WHAT YOU ARE ASKED TO DO: Across the entries that follow, tally every line holding the word "приборы" and reply with the count alone.

─── SOURCE DATA

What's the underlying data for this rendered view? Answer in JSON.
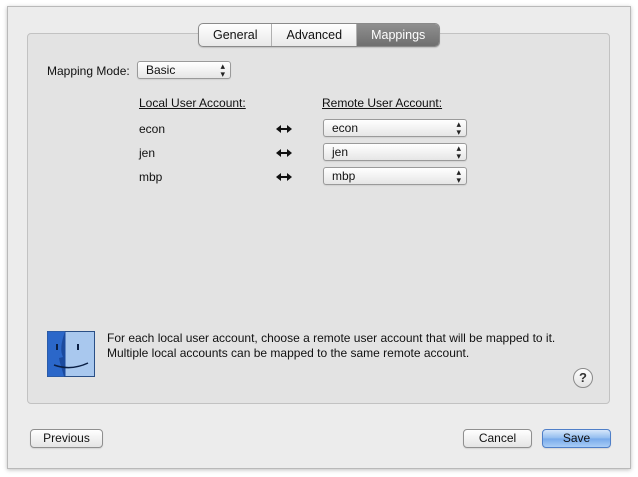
{
  "tabs": [
    {
      "label": "General"
    },
    {
      "label": "Advanced"
    },
    {
      "label": "Mappings"
    }
  ],
  "mapping_mode": {
    "label": "Mapping Mode:",
    "value": "Basic"
  },
  "columns": {
    "local": "Local User Account:",
    "remote": "Remote User Account:"
  },
  "mappings": [
    {
      "local": "econ",
      "remote": "econ"
    },
    {
      "local": "jen",
      "remote": "jen"
    },
    {
      "local": "mbp",
      "remote": "mbp"
    }
  ],
  "info_text": "For each local user account, choose a remote user account that will be mapped to it. Multiple local accounts can be mapped to the same remote account.",
  "help_label": "?",
  "buttons": {
    "previous": "Previous",
    "cancel": "Cancel",
    "save": "Save"
  },
  "icons": {
    "swap": "double-arrow-icon",
    "finder": "finder-face-icon"
  },
  "colors": {
    "active_tab": "#7f7f7f",
    "default_button": "#8fbbef"
  }
}
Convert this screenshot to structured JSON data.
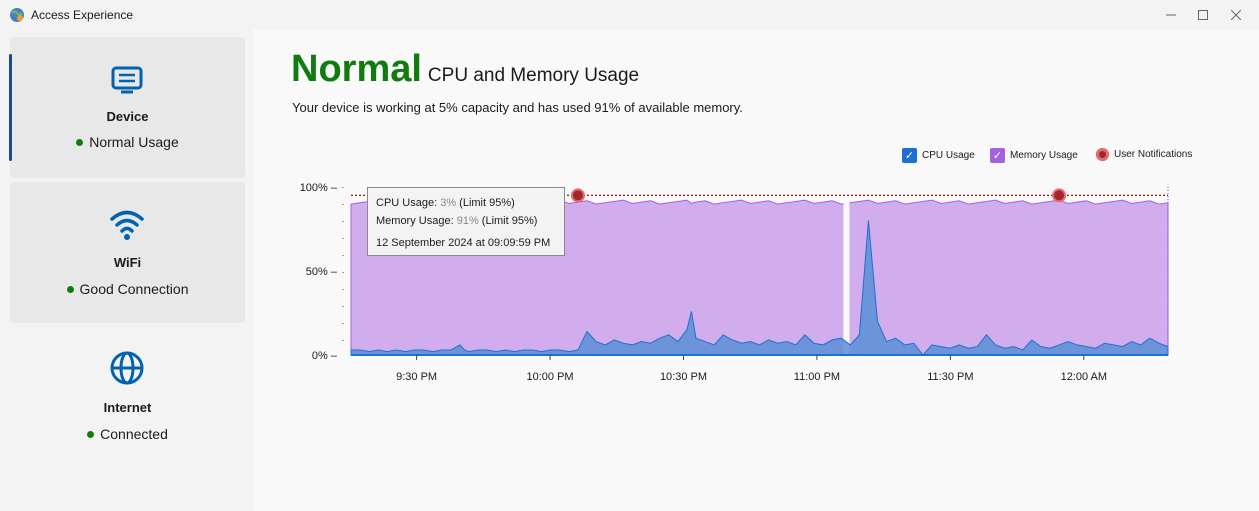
{
  "window": {
    "title": "Access Experience"
  },
  "sidebar": {
    "items": [
      {
        "label": "Device",
        "status": "Normal Usage",
        "icon": "monitor-icon"
      },
      {
        "label": "WiFi",
        "status": "Good Connection",
        "icon": "wifi-icon"
      },
      {
        "label": "Internet",
        "status": "Connected",
        "icon": "globe-icon"
      }
    ]
  },
  "main": {
    "status_word": "Normal",
    "heading": "CPU and Memory Usage",
    "subtitle": "Your device is working at 5% capacity and has used 91% of available memory."
  },
  "legend": {
    "cpu": "CPU Usage",
    "memory": "Memory Usage",
    "notifications": "User Notifications"
  },
  "tooltip": {
    "cpu_label": "CPU Usage:",
    "cpu_value": "3%",
    "cpu_limit": "(Limit 95%)",
    "mem_label": "Memory Usage:",
    "mem_value": "91%",
    "mem_limit": "(Limit 95%)",
    "timestamp": "12 September 2024 at 09:09:59 PM"
  },
  "colors": {
    "status_green": "#107c10",
    "cpu_blue": "#1f6fd0",
    "memory_purple": "#a461e0",
    "memory_fill": "#d2adee",
    "notification_red": "#a4262c"
  },
  "chart_data": {
    "type": "area",
    "ylim": [
      0,
      100
    ],
    "yticks": [
      "100%",
      "50%",
      "0%"
    ],
    "xticks": [
      "9:30 PM",
      "10:00 PM",
      "10:30 PM",
      "11:00 PM",
      "11:30 PM",
      "12:00 AM"
    ],
    "limit": 95,
    "series": [
      {
        "name": "CPU Usage",
        "x": [
          0,
          4,
          8,
          12,
          16,
          20,
          24,
          28,
          32,
          36,
          40,
          44,
          48,
          50,
          52,
          56,
          60,
          64,
          68,
          72,
          76,
          80,
          84,
          88,
          92,
          96,
          100,
          104,
          108,
          112,
          116,
          120,
          124,
          128,
          132,
          136,
          140,
          144,
          148,
          150,
          152,
          156,
          160,
          164,
          168,
          172,
          176,
          180,
          184,
          188,
          192,
          196,
          200,
          204,
          208,
          212,
          216,
          220,
          224,
          228,
          232,
          236,
          240,
          244,
          248,
          252,
          256,
          260,
          264,
          268,
          272,
          276,
          280,
          284,
          288,
          292,
          296,
          300,
          304,
          308,
          312,
          316,
          320,
          324,
          328,
          332,
          336,
          340,
          344,
          348,
          352,
          356,
          360
        ],
        "values": [
          3,
          3,
          2,
          3,
          2,
          3,
          2,
          3,
          3,
          2,
          3,
          3,
          6,
          3,
          2,
          3,
          3,
          2,
          3,
          2,
          3,
          3,
          2,
          3,
          3,
          2,
          3,
          14,
          8,
          6,
          9,
          7,
          6,
          8,
          7,
          10,
          12,
          8,
          15,
          26,
          10,
          8,
          6,
          12,
          9,
          7,
          8,
          6,
          9,
          7,
          8,
          6,
          12,
          7,
          6,
          9,
          10,
          6,
          12,
          80,
          20,
          8,
          10,
          6,
          7,
          0,
          6,
          5,
          4,
          6,
          4,
          5,
          12,
          6,
          4,
          5,
          3,
          9,
          5,
          4,
          6,
          8,
          6,
          5,
          4,
          7,
          6,
          5,
          8,
          6,
          10,
          7,
          5
        ],
        "x_unit": "minutes since 9:05 PM"
      },
      {
        "name": "Memory Usage",
        "values_approx": 91
      }
    ],
    "notifications": [
      {
        "x_label": "about 10:05 PM",
        "value": 95
      },
      {
        "x_label": "about 11:42 PM",
        "value": 95
      }
    ]
  }
}
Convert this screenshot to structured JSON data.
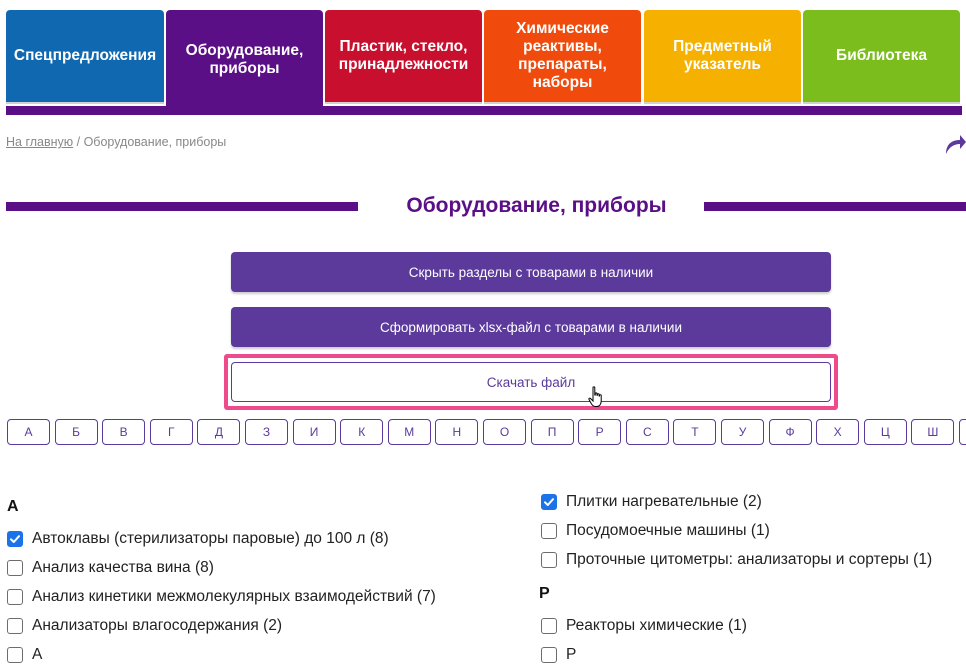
{
  "nav": {
    "tabs": [
      {
        "label": "Спецпредложения",
        "color": "#0f68b0",
        "active": false
      },
      {
        "label": "Оборудование, приборы",
        "color": "#5b0f86",
        "active": true
      },
      {
        "label": "Пластик, стекло, принадлежности",
        "color": "#c8102e",
        "active": false
      },
      {
        "label": "Химические реактивы, препараты, наборы",
        "color": "#f04b0c",
        "active": false
      },
      {
        "label": "Предметный указатель",
        "color": "#f5b000",
        "active": false
      },
      {
        "label": "Библиотека",
        "color": "#7bbd1c",
        "active": false
      }
    ]
  },
  "breadcrumb": {
    "home": "На главную",
    "separator": " / ",
    "current": "Оборудование, приборы"
  },
  "page": {
    "title": "Оборудование, приборы"
  },
  "actions": {
    "hide_sections": "Скрыть разделы с товарами в наличии",
    "make_xlsx": "Сформировать xlsx-файл с товарами в наличии",
    "download": "Скачать файл"
  },
  "alphabet": [
    "А",
    "Б",
    "В",
    "Г",
    "Д",
    "З",
    "И",
    "К",
    "М",
    "Н",
    "О",
    "П",
    "Р",
    "С",
    "Т",
    "У",
    "Ф",
    "Х",
    "Ц",
    "Ш"
  ],
  "left_column": {
    "heading": "А",
    "items": [
      {
        "label": "Автоклавы (стерилизаторы паровые) до 100 л (8)",
        "checked": true
      },
      {
        "label": "Анализ качества вина (8)",
        "checked": false
      },
      {
        "label": "Анализ кинетики межмолекулярных взаимодействий (7)",
        "checked": false
      },
      {
        "label": "Анализаторы влагосодержания (2)",
        "checked": false
      },
      {
        "label": "А",
        "checked": false
      }
    ]
  },
  "right_column": {
    "items_top": [
      {
        "label": "Плитки нагревательные (2)",
        "checked": true
      },
      {
        "label": "Посудомоечные машины (1)",
        "checked": false
      },
      {
        "label": "Проточные цитометры: анализаторы и сортеры (1)",
        "checked": false
      }
    ],
    "heading": "Р",
    "items_bottom": [
      {
        "label": "Реакторы химические (1)",
        "checked": false
      },
      {
        "label": "Р",
        "checked": false
      }
    ]
  },
  "icons": {
    "share": "share-arrow-icon",
    "check": "checkmark-icon",
    "cursor": "hand-pointer-icon"
  }
}
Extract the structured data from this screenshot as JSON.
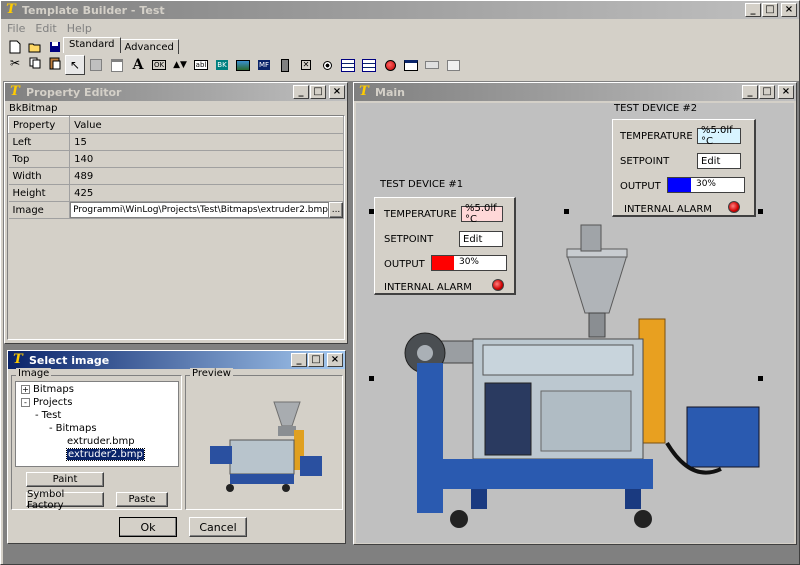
{
  "app": {
    "title": "Template Builder - Test"
  },
  "menu": {
    "file": "File",
    "edit": "Edit",
    "help": "Help"
  },
  "tabs": {
    "standard": "Standard",
    "advanced": "Advanced"
  },
  "toolbar": {
    "text_tool": "A",
    "ok_tool": "OK",
    "abl_tool": "abl",
    "bk_tool": "BK",
    "mf_tool": "MF"
  },
  "property_editor": {
    "title": "Property Editor",
    "object_name": "BkBitmap",
    "col_property": "Property",
    "col_value": "Value",
    "rows": [
      {
        "property": "Left",
        "value": "15"
      },
      {
        "property": "Top",
        "value": "140"
      },
      {
        "property": "Width",
        "value": "489"
      },
      {
        "property": "Height",
        "value": "425"
      },
      {
        "property": "Image",
        "value": "Programmi\\WinLog\\Projects\\Test\\Bitmaps\\extruder2.bmp"
      }
    ],
    "browse_label": "..."
  },
  "select_image": {
    "title": "Select image",
    "image_group": "Image",
    "preview_group": "Preview",
    "tree": [
      {
        "label": "Bitmaps",
        "expander": "+"
      },
      {
        "label": "Projects",
        "expander": "-"
      },
      {
        "label": "Test",
        "expander": "-"
      },
      {
        "label": "Bitmaps",
        "expander": "-"
      },
      {
        "label": "extruder.bmp",
        "expander": ""
      },
      {
        "label": "extruder2.bmp",
        "expander": ""
      }
    ],
    "paint_label": "Paint",
    "symbol_factory_label": "Symbol Factory",
    "paste_label": "Paste",
    "ok_label": "Ok",
    "cancel_label": "Cancel"
  },
  "main": {
    "title": "Main",
    "device1": {
      "heading": "TEST DEVICE #1",
      "temperature_label": "TEMPERATURE",
      "temperature_value": "%5.0lf °C",
      "temperature_color": "#ffd8d8",
      "setpoint_label": "SETPOINT",
      "setpoint_value": "Edit",
      "output_label": "OUTPUT",
      "output_value": "30%",
      "output_fraction": 0.3,
      "output_color": "#ff0000",
      "alarm_label": "INTERNAL ALARM"
    },
    "device2": {
      "heading": "TEST DEVICE #2",
      "temperature_label": "TEMPERATURE",
      "temperature_value": "%5.0lf °C",
      "temperature_color": "#d8f4ff",
      "setpoint_label": "SETPOINT",
      "setpoint_value": "Edit",
      "output_label": "OUTPUT",
      "output_value": "30%",
      "output_fraction": 0.3,
      "output_color": "#0000ff",
      "alarm_label": "INTERNAL ALARM"
    }
  },
  "window_buttons": {
    "minimize": "_",
    "maximize": "□",
    "close": "×"
  }
}
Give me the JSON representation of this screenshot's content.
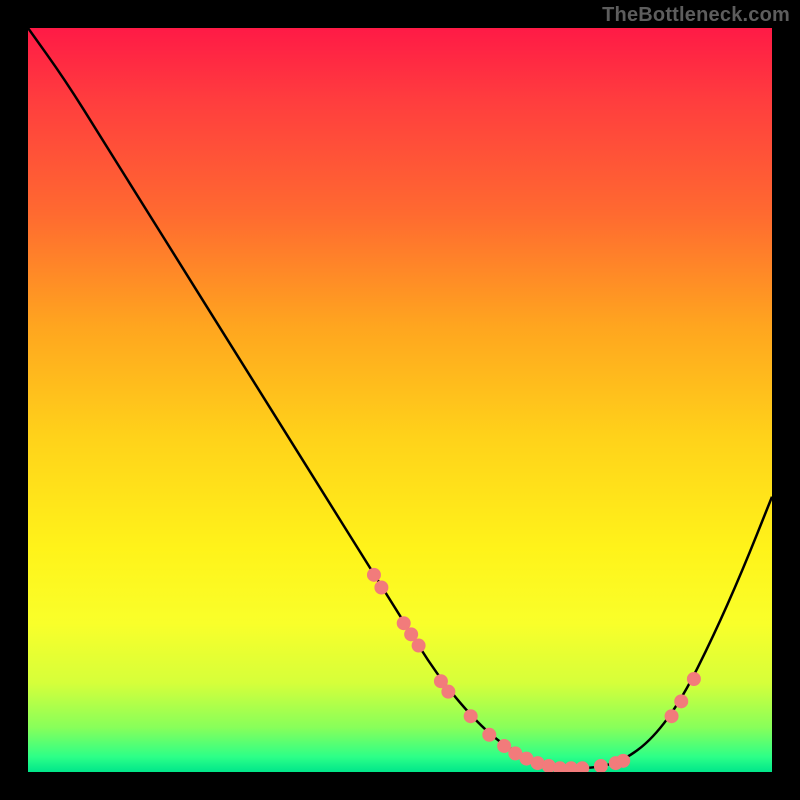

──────

TASK RESPONSE: 3